Soundtracking is a regular column that appears on Cineplex.com looking at the music featured in the biggest new releases both in theatre and on home video. Shane McNeil speaks to composer Alex Ebert (aka Edward Sharpe) and looks at the music of A Most Violent Year.
Things get a little ugly in A Most Violent Year, which hits Canadian screens on Friday.
J.C. Chandor’s film about Abel Morales (Oscar Isaac) and the lengths to which he is willing to go to build a business empire in the early 1980s, the film has its dark moments. But so, too, does the film’s music.
For his third feature Chandor once again turned to composer Alex Ebert to score, who in turn ran with the film’s gritty and sinister qualities.
“I wanted to sort of break and give a taste of the reactionary times of ’81, ’82, ’83 the sort of New York punk revolution and the sort of synth experimentation that was going on and more importantly, the content of those songs,” Ebert told Cineplex. “The desire to self-destruct, the desire to make music that, on its face, seems a tad ugly.”
The result brings a lot of synthesizers and dark overtones to the film’s score. Ebert believes the music helps extend the trance that overtakes Abel and drives the action in A Most Violent Year.
“I realized that mesmerizing sort of contemplative trance pieces were really the only thing that would extend Abel’s atmosphere beyond the screen and into our seats,” he said. “That sort of capitalist trance of his, of pure determination and ambition and without this sort of droning rumble, we’re really only looking at him, so the synths became totally necessary.
The film’s score is a brooding, more electronic turn from the pair’s previous collaboration. Ebert worked with Chandor on his previous effort – 2013’s All is Lost, which earned Ebert a Golden Globe for Best Score – and the collaboration proved to be a launching point for a critical phase in the 36-year-old musician’s latest incarnation.
While All is Lost announced Ebert to the cinematic world, he’s been a fixture in the music industry for years under a variety of aliases. He broke into the industry fronting a variety of bands, including Ima Robot, who provided what would become the theme song to the show “Suits.” “Breaking Bad” enthusiasts will undoubtedly also recognize his greatest solo hit, “Truth,” recorded under the moniker Alexander.
However, he is more widely known for fronting another act, under the alias Edward Sharpe. The ubiquitous hit “Home” would provide his band, Edward Sharpe and the Magnetic Zeros, with radio notoriety and high profile placement everywhere from an episode of “Community” to a commercial for the NFL. Another Zeros track – “40 Day Dream” made its way into various TV and movie projects, including the Drew Barrymore vehicle Going the Distance.
Ebert says that his success as a film composer is definitely affecting his approach to pop music.
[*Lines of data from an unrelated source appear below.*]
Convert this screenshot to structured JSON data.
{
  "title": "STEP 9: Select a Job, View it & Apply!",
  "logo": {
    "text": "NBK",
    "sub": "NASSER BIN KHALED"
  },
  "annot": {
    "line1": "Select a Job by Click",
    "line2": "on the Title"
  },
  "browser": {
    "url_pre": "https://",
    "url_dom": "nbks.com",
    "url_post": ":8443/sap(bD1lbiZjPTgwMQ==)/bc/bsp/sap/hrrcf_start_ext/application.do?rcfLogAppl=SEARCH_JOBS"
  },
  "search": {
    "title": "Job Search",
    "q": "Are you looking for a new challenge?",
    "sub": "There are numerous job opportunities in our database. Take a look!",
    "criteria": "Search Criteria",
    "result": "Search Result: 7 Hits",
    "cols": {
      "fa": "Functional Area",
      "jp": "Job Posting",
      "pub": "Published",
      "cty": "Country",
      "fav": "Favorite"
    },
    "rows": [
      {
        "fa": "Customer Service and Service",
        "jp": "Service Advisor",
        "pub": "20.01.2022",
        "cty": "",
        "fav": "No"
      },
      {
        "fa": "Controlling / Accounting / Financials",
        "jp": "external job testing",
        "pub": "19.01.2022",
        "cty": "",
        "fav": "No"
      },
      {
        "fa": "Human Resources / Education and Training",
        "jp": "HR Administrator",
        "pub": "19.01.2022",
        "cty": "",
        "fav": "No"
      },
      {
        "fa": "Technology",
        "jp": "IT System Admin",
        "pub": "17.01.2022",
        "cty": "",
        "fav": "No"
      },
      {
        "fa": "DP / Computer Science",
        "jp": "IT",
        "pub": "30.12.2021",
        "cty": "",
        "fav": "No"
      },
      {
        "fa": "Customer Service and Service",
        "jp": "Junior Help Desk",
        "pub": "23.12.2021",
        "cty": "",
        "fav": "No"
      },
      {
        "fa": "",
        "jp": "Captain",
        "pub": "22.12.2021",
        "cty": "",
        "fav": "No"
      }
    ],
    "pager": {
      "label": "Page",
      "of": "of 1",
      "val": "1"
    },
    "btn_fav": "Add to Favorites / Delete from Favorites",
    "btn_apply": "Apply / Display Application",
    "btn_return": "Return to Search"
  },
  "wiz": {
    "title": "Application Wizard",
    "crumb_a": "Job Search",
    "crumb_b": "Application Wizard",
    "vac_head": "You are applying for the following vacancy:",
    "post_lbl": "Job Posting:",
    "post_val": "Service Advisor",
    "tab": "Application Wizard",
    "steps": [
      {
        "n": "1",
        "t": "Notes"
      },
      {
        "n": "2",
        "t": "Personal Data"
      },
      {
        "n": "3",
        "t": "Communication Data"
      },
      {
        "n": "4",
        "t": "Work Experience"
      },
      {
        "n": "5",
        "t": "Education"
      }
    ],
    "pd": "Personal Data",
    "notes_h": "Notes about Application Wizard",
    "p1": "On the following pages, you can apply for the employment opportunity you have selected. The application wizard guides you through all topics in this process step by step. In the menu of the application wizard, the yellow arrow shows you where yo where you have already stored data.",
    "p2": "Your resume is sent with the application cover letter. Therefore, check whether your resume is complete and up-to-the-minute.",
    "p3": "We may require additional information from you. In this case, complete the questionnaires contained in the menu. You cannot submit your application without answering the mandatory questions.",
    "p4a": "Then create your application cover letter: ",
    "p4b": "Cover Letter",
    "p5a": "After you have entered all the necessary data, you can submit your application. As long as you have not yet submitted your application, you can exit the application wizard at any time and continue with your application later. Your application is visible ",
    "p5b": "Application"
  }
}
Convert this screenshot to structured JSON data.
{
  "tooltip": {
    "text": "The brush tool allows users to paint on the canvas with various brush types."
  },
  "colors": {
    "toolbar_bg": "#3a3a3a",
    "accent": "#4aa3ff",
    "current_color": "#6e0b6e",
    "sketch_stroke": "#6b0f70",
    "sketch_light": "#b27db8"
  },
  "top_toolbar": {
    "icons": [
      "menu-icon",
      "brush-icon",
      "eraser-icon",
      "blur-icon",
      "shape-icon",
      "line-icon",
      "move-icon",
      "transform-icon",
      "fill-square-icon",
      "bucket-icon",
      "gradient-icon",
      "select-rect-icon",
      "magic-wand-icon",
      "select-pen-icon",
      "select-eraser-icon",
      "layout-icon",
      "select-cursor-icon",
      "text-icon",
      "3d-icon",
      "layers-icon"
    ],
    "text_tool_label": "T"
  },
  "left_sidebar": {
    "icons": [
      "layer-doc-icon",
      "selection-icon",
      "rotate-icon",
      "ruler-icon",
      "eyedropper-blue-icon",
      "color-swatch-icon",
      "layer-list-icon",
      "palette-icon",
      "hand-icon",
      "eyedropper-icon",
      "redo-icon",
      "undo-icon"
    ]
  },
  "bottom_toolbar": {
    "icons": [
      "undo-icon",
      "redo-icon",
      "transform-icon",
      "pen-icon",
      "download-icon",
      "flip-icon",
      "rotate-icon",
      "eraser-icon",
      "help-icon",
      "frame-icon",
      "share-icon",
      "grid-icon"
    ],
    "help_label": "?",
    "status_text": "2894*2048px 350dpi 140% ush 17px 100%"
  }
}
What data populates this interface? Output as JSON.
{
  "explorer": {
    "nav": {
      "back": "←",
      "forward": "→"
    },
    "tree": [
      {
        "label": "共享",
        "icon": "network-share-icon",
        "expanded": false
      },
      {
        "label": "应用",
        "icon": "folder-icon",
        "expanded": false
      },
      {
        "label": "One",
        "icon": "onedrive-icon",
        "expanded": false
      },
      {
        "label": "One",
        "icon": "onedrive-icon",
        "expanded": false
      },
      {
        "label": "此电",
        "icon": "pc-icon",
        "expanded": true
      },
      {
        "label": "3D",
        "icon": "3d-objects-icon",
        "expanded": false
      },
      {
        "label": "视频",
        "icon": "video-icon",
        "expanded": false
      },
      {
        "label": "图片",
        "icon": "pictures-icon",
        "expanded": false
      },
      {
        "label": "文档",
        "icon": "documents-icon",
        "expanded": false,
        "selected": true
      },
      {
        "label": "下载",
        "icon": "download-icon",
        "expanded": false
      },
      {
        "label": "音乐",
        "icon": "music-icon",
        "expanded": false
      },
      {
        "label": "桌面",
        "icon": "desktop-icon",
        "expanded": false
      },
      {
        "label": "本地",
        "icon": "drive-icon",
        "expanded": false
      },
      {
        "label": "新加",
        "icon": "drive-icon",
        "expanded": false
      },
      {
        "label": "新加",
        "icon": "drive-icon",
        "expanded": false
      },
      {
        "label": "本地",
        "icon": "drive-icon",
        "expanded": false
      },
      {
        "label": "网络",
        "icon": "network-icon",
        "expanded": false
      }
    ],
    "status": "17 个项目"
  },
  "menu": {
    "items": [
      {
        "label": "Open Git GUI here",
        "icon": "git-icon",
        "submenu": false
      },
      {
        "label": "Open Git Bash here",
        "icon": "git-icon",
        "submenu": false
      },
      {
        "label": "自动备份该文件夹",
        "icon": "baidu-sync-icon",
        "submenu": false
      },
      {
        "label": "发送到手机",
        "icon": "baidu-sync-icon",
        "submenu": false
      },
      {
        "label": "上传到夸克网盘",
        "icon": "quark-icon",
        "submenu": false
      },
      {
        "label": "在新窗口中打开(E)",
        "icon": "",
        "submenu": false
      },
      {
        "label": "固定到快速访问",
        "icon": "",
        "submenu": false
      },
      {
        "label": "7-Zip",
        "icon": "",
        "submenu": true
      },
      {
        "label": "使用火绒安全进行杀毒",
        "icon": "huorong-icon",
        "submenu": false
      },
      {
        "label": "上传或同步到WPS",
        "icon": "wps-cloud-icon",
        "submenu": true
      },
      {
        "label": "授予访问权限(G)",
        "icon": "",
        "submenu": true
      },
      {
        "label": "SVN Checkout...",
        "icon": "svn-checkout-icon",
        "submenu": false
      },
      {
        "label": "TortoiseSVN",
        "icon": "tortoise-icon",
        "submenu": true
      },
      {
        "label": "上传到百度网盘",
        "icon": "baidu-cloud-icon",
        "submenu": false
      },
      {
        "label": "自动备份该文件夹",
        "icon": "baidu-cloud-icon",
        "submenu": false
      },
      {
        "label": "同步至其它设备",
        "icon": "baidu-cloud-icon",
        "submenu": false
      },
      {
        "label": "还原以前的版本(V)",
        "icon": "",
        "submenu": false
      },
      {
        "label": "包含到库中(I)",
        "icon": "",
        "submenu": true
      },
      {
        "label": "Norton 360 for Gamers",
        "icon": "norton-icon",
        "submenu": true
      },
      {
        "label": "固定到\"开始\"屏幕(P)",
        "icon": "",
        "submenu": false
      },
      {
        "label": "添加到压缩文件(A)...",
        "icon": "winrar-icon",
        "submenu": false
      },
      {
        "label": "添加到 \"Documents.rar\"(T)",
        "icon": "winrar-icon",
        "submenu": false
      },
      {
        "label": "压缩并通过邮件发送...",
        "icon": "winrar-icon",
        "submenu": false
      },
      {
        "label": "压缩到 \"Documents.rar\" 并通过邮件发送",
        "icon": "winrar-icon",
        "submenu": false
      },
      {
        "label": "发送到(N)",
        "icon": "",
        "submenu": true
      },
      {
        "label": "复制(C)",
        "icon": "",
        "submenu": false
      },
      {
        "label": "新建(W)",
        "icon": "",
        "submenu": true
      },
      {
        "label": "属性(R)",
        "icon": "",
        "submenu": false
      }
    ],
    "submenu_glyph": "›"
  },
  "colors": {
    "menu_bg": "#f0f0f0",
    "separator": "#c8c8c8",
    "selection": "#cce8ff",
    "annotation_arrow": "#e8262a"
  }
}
“We just did a session for our last (Magnetic Zeros) album and I declared to the whole room: ‘nothing we write is going to end up on the radio. Get it completely out of your minds,’” he said.
“You get so poisoned by the idea of how to write a song that the people are going to like, and then [you] get recognized for something where I didn’t have my audience in mind at all the entire time,” he added, referencing the success for All is Lost.
Ebert also offered up a different sort of song for A Most Violent Year. The film’s credits roll over Ebert’s track “America For Me”. A gospel song at its root, Ebert twists the orchestration to strip away some of the beauty to get to the dark root of the film.
“I have those beeps that are very intrusive sort of destroying this beautiful melody and at the same time I wanted to keep it rooted in earnestness, in a gospel truth.”
The song is also a sharp indictment of the current American political climate, as Ebert sings: “I pay my taxes, I pay for war, I pay for death.”
The move to synth-based composing may not be a full-time shift for Ebert, but it does represent a return to some of the music that helped turn him on to composing in the first place. Remembering his childhood, Ebert cites family vacations and the Chariots of Fire soundtrack as key touchstones in his musical life.
“Those childhood road trips were my cinema,” he said. “Cruising through Monument Valley with Vangelis blasting in the back of the van, looking out the window over this Martian, Monument Valley landscape, suddenly the cinema of your life comes to life and the combination of music and imagery becomes undeniable.”
The mark left by the Greek composer behind Chariots of Fire, Blade Runner and more remains strong with Ebert to this day. While there are still a couple days before A Most Violent Year hits theatres, have a listen to the selection below and see if Ebert’s influences don’t shine through.
A Most Violent Year opens in select cities on January 30.